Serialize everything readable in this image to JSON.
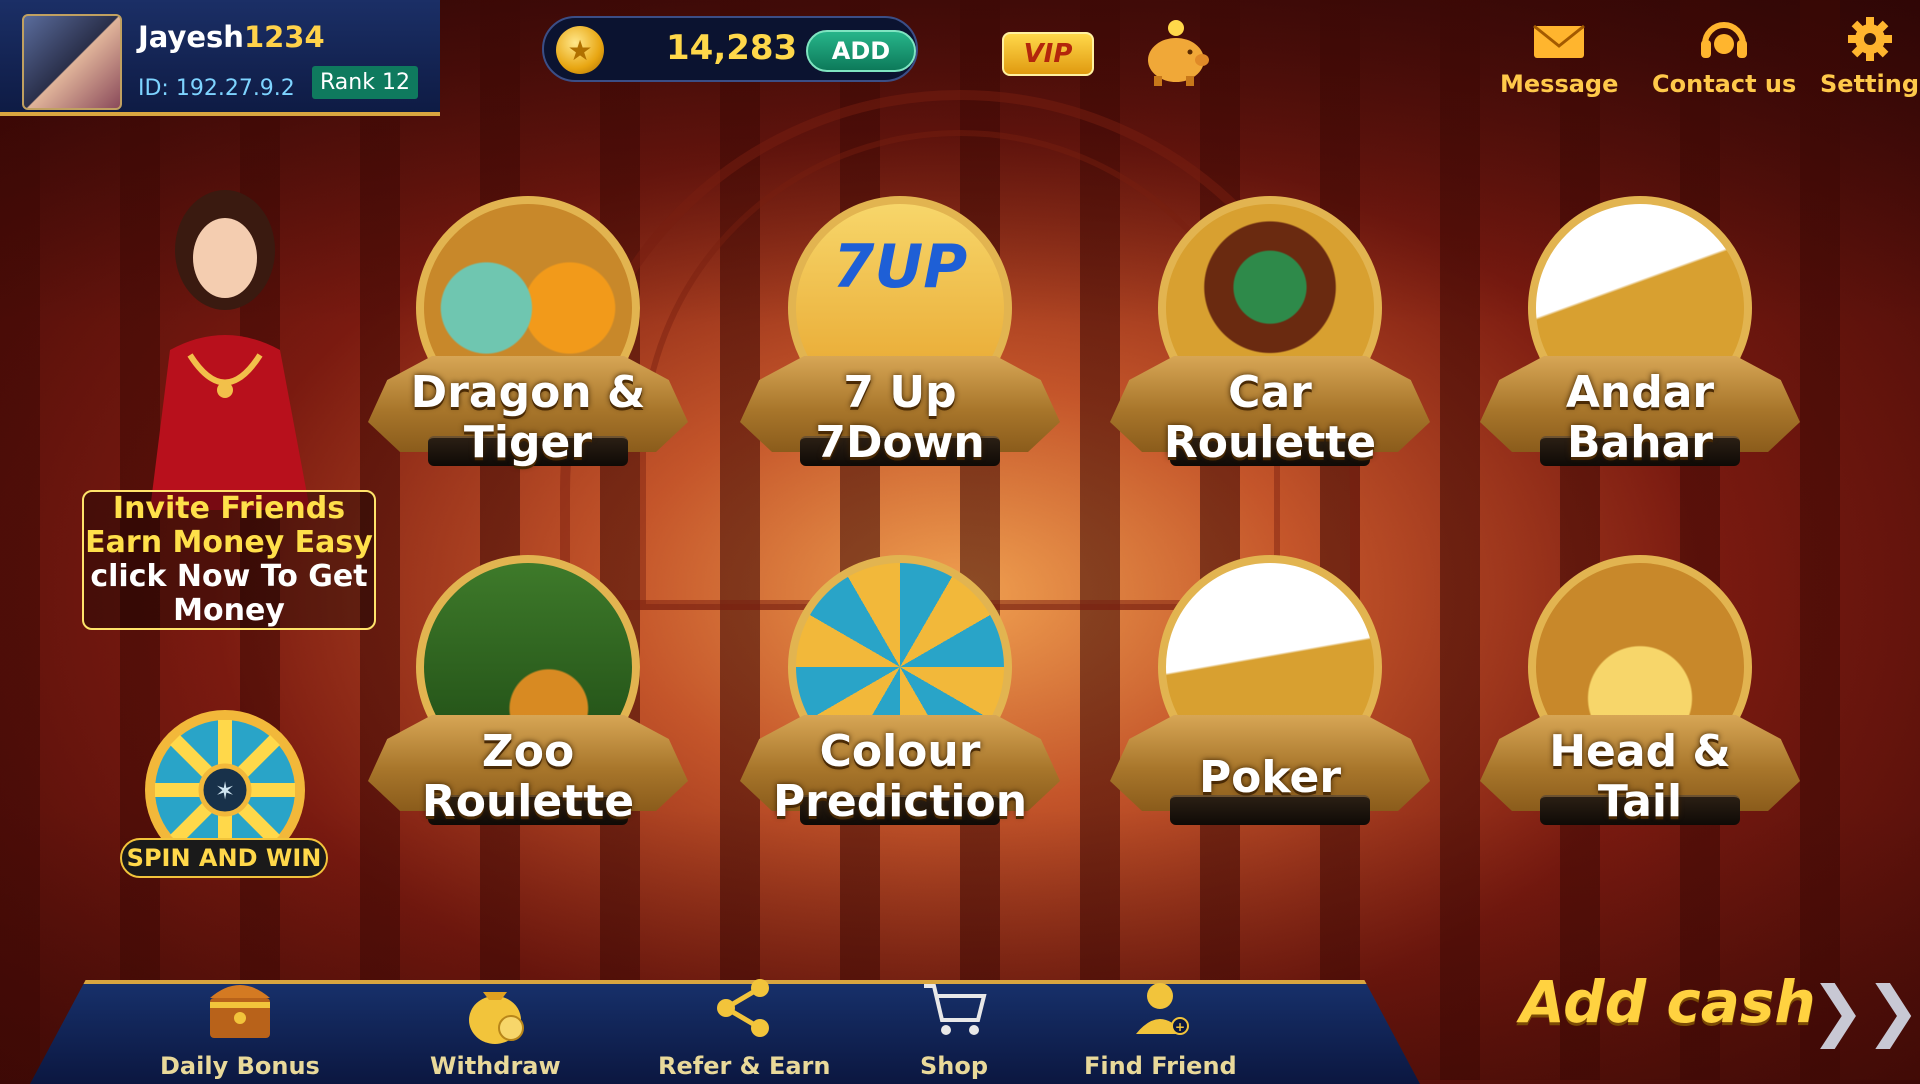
{
  "profile": {
    "name_prefix": "Jayesh",
    "name_number": "1234",
    "id_text": "ID: 192.27.9.2",
    "rank": "Rank 12"
  },
  "wallet": {
    "coin_amount": "14,283",
    "add_label": "ADD",
    "vip_label": "VIP"
  },
  "top_actions": [
    {
      "label": "Message",
      "icon": "envelope-icon"
    },
    {
      "label": "Contact us",
      "icon": "headset-icon"
    },
    {
      "label": "Setting",
      "icon": "gear-icon"
    }
  ],
  "promo": {
    "line1": "Invite Friends",
    "line2": "Earn Money Easy",
    "line3": "click Now To Get",
    "line4": "Money",
    "spin_label": "SPIN AND WIN"
  },
  "games": [
    {
      "line1": "Dragon &",
      "line2": "Tiger"
    },
    {
      "line1": "7 Up",
      "line2": "7Down",
      "art_text": "7UP"
    },
    {
      "line1": "Car",
      "line2": "Roulette"
    },
    {
      "line1": "Andar",
      "line2": "Bahar"
    },
    {
      "line1": "Zoo",
      "line2": "Roulette"
    },
    {
      "line1": "Colour",
      "line2": "Prediction"
    },
    {
      "line1": "Poker"
    },
    {
      "line1": "Head &",
      "line2": "Tail"
    }
  ],
  "bottom_nav": [
    {
      "label": "Daily Bonus",
      "icon": "treasure-chest-icon"
    },
    {
      "label": "Withdraw",
      "icon": "money-bag-icon"
    },
    {
      "label": "Refer & Earn",
      "icon": "share-icon"
    },
    {
      "label": "Shop",
      "icon": "cart-icon"
    },
    {
      "label": "Find Friend",
      "icon": "add-user-icon"
    }
  ],
  "add_cash_label": "Add cash",
  "colors": {
    "gold": "#ffd240",
    "navy": "#17306a",
    "green": "#0f7a5e"
  }
}
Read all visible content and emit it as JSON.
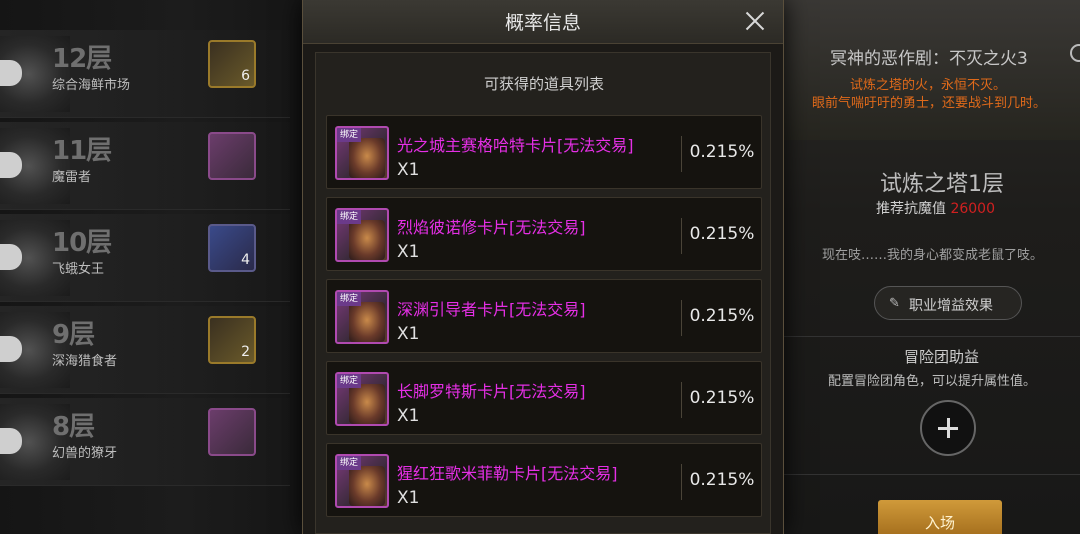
{
  "background_left": {
    "floors": [
      {
        "num": "12层",
        "name": "综合海鲜市场",
        "reward_count": "6",
        "reward_style": "gold"
      },
      {
        "num": "11层",
        "name": "魔雷者",
        "reward_count": "",
        "reward_style": "purple"
      },
      {
        "num": "10层",
        "name": "飞蛾女王",
        "reward_count": "4",
        "reward_style": "blue"
      },
      {
        "num": "9层",
        "name": "深海猎食者",
        "reward_count": "2",
        "reward_style": "gold"
      },
      {
        "num": "8层",
        "name": "幻兽的獠牙",
        "reward_count": "",
        "reward_style": "purple"
      }
    ]
  },
  "background_right": {
    "title": "冥神的恶作剧：不灭之火3",
    "desc_line1": "试炼之塔的火，永恒不灭。",
    "desc_line2": "眼前气喘吁吁的勇士，还要战斗到几时。",
    "floor_title": "试炼之塔1层",
    "recommend_label": "推荐抗魔值",
    "recommend_value": "26000",
    "quote": "现在吱……我的身心都变成老鼠了吱。",
    "job_bonus_label": "职业增益效果",
    "adventure_title": "冒险团助益",
    "adventure_desc": "配置冒险团角色，可以提升属性值。",
    "enter_label": "入场"
  },
  "modal": {
    "title": "概率信息",
    "subtitle": "可获得的道具列表",
    "bind_tag": "绑定",
    "items": [
      {
        "name": "光之城主赛格哈特卡片[无法交易]",
        "qty": "X1",
        "pct": "0.215%"
      },
      {
        "name": "烈焰彼诺修卡片[无法交易]",
        "qty": "X1",
        "pct": "0.215%"
      },
      {
        "name": "深渊引导者卡片[无法交易]",
        "qty": "X1",
        "pct": "0.215%"
      },
      {
        "name": "长脚罗特斯卡片[无法交易]",
        "qty": "X1",
        "pct": "0.215%"
      },
      {
        "name": "猩红狂歌米菲勒卡片[无法交易]",
        "qty": "X1",
        "pct": "0.215%"
      }
    ]
  },
  "colors": {
    "item_name": "#e52fe5",
    "warning_text": "#e06a1a",
    "recommend_value": "#d02020",
    "enter_button": "#c08a2a"
  }
}
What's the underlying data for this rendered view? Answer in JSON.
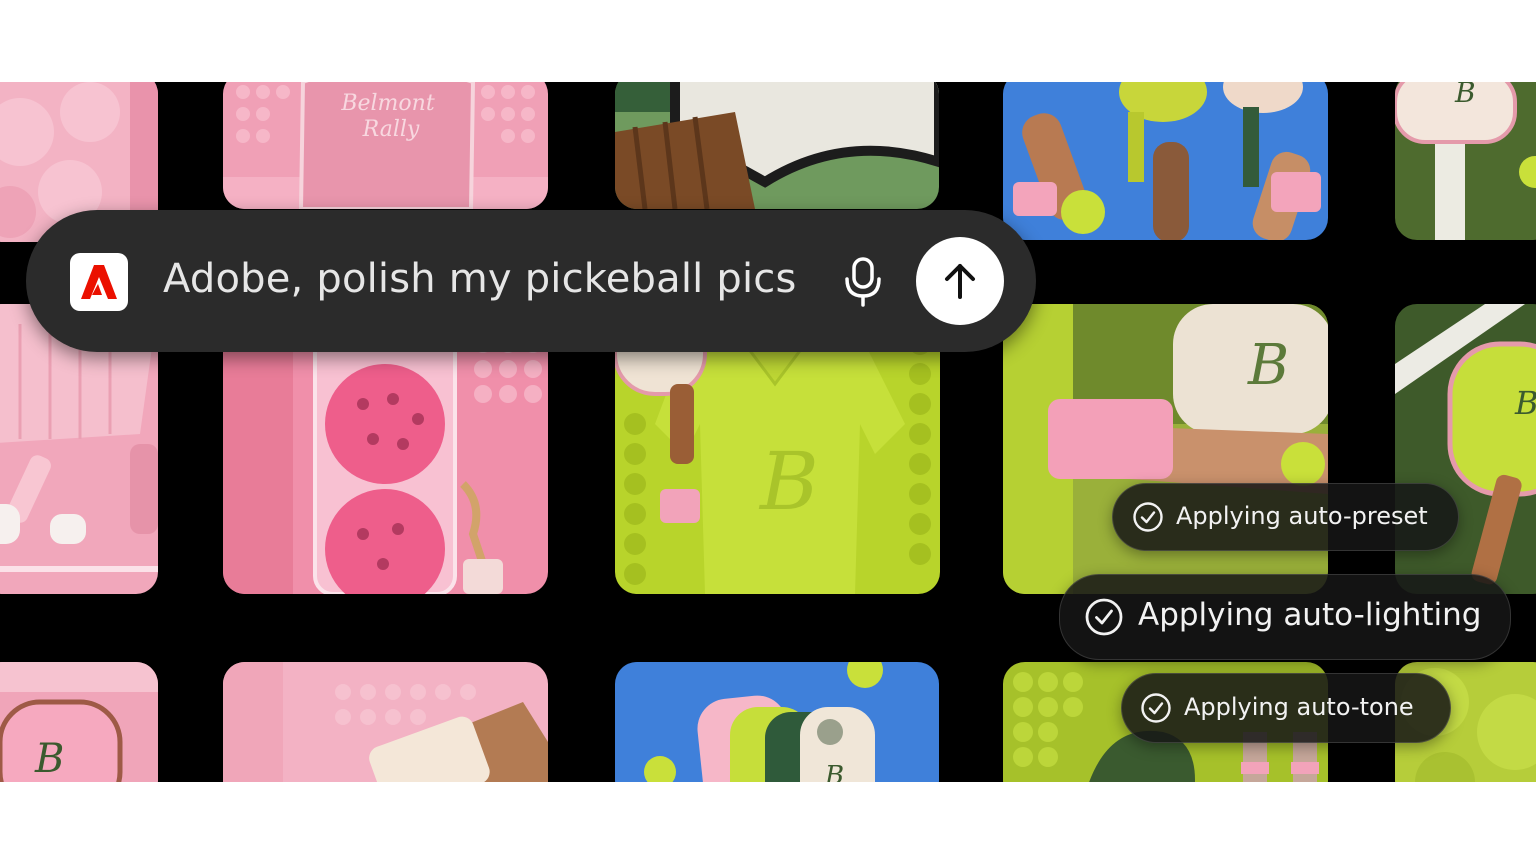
{
  "prompt": {
    "text": "Adobe, polish my pickeball pics",
    "logo_icon": "adobe-logo-icon",
    "mic_icon": "microphone-icon",
    "send_icon": "arrow-up-icon"
  },
  "status_items": [
    {
      "label": "Applying auto-preset",
      "icon": "check-circle-icon"
    },
    {
      "label": "Applying auto-lighting",
      "icon": "check-circle-icon"
    },
    {
      "label": "Applying auto-tone",
      "icon": "check-circle-icon"
    }
  ],
  "photo_tiles": [
    "pink-quilted-outfit",
    "pink-paddle-bag",
    "paddle-handle-closeup",
    "raised-paddles-sky",
    "green-paddle-court",
    "pink-skirt-socks",
    "pink-ball-jar",
    "green-polo-player",
    "pink-wristband",
    "green-paddles-court",
    "pink-paddle-corner",
    "pink-sock-closeup",
    "paddle-stack-sky",
    "green-bag-tennis-wall",
    "green-quilted-fabric"
  ],
  "tile_texts": {
    "bag_text_line1": "Belmont",
    "bag_text_line2": "Rally",
    "paddle_monogram": "B"
  },
  "colors": {
    "adobe_red": "#eb1000",
    "prompt_bg": "#2b2b2b",
    "pink": "#f2a9bf",
    "lime": "#b5d630",
    "court_green": "#4d6a2c",
    "sky_blue": "#3f7fd6"
  }
}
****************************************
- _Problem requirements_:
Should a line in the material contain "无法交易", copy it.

- _Solution to this problem_:
        "name": "光之城主赛格哈特卡片[无法交易]",
        "name": "烈焰彼诺修卡片[无法交易]",
        "name": "深渊引导者卡片[无法交易]",
        "name": "长脚罗特斯卡片[无法交易]",
        "name": "猩红狂歌米菲勒卡片[无法交易]",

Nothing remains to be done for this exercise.